PROBLEM DESCRIPTION: Work out the number of lines below containing the word "true" and give nothing besides it.

+++ DATA PROVIDED +++

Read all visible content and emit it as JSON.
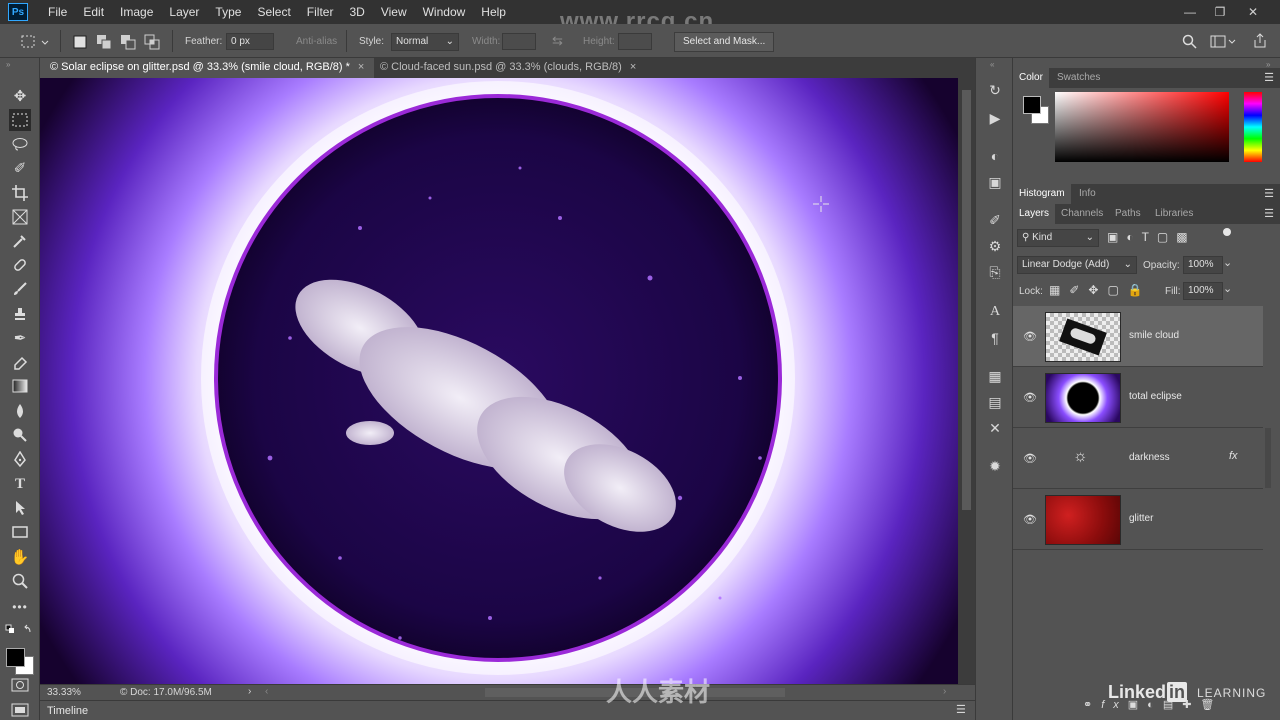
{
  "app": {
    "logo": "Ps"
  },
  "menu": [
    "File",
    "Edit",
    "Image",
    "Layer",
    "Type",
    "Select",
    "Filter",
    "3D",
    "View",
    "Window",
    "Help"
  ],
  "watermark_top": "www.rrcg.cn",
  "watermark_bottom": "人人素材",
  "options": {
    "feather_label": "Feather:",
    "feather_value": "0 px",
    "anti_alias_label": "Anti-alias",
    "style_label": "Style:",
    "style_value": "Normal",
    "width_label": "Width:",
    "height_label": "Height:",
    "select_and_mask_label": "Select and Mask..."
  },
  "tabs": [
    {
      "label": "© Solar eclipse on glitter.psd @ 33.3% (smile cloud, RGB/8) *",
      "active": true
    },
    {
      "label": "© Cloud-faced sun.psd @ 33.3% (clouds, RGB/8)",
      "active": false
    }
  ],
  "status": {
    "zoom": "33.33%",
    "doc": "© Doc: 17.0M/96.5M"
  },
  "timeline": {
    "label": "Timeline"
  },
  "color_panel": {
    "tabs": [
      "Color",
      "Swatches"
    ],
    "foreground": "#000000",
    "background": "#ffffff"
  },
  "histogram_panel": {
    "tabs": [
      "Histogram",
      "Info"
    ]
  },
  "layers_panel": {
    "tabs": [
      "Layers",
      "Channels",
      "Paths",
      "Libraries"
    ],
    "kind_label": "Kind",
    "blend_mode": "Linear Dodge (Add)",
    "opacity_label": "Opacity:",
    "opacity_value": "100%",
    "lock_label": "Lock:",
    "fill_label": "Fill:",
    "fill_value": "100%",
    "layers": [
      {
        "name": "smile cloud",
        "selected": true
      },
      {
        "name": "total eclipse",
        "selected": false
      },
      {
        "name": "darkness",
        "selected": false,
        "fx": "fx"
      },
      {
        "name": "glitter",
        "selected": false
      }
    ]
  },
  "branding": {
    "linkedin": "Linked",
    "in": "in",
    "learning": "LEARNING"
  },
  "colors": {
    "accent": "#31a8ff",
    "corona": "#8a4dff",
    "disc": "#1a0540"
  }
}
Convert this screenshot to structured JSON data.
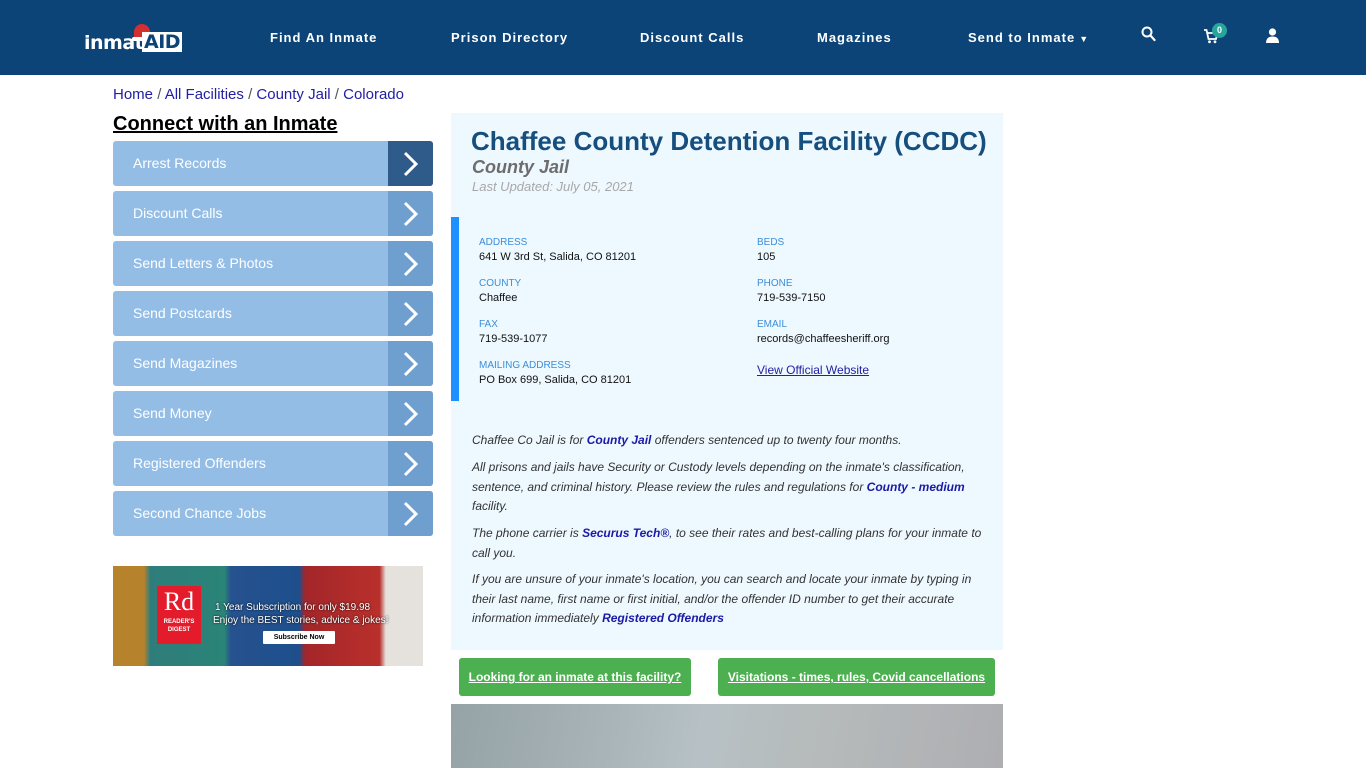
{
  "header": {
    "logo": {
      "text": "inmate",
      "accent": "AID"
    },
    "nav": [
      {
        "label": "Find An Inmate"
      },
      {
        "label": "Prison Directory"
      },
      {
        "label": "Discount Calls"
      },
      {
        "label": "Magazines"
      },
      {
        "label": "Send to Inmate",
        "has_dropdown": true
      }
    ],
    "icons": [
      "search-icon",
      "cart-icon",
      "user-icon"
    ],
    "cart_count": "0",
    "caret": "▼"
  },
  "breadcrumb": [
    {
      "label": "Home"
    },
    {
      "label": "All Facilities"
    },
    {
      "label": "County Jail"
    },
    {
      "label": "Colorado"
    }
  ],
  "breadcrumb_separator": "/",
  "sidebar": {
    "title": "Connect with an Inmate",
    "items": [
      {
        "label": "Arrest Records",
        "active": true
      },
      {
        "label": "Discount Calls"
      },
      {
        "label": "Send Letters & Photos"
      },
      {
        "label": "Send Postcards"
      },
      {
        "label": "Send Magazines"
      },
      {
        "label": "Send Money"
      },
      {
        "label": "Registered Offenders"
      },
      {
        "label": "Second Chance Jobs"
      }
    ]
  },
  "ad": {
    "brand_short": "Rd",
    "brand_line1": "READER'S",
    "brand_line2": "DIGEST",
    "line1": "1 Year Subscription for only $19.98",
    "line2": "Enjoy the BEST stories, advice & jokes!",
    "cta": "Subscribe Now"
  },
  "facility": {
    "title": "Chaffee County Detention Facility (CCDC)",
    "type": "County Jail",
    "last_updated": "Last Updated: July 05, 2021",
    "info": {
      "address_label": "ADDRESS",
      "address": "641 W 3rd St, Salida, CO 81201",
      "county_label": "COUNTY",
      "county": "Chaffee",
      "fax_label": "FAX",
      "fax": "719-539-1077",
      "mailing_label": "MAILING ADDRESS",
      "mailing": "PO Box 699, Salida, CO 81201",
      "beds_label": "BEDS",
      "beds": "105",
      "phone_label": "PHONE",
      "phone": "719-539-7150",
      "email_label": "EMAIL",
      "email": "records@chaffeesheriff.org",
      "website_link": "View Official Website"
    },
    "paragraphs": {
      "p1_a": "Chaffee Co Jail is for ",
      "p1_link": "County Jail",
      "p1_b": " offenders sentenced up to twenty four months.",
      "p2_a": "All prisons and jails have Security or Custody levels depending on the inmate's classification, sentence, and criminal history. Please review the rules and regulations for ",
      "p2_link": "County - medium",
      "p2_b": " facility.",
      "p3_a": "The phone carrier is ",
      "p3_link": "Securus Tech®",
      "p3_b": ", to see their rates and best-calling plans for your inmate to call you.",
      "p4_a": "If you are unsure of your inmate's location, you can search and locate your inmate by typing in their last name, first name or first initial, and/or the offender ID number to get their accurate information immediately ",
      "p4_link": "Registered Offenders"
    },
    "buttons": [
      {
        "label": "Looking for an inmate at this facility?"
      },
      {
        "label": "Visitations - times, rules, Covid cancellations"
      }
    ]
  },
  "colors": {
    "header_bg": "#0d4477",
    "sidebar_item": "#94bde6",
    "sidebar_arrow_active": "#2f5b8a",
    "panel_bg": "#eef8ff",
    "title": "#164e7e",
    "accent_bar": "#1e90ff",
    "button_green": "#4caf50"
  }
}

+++
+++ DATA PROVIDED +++

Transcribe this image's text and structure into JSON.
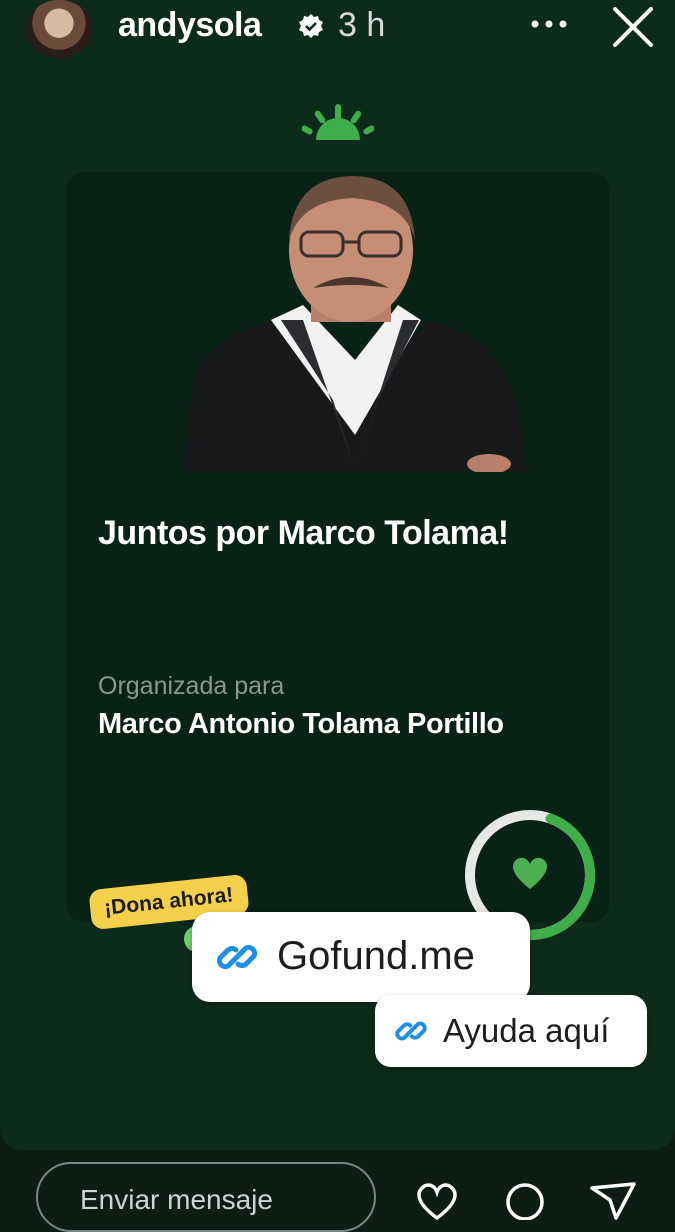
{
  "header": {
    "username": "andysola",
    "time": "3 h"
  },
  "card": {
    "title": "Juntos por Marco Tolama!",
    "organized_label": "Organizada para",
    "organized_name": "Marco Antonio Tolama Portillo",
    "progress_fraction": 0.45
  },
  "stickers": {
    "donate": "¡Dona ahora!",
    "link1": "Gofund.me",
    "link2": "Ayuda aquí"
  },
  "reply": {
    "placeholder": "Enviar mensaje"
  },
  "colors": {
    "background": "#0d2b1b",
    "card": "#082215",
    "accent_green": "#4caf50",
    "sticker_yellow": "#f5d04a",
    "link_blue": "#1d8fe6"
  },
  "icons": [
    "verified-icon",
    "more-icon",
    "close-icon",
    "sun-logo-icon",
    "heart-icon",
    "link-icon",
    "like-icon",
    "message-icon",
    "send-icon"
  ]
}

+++

RESPONSE BOX: 4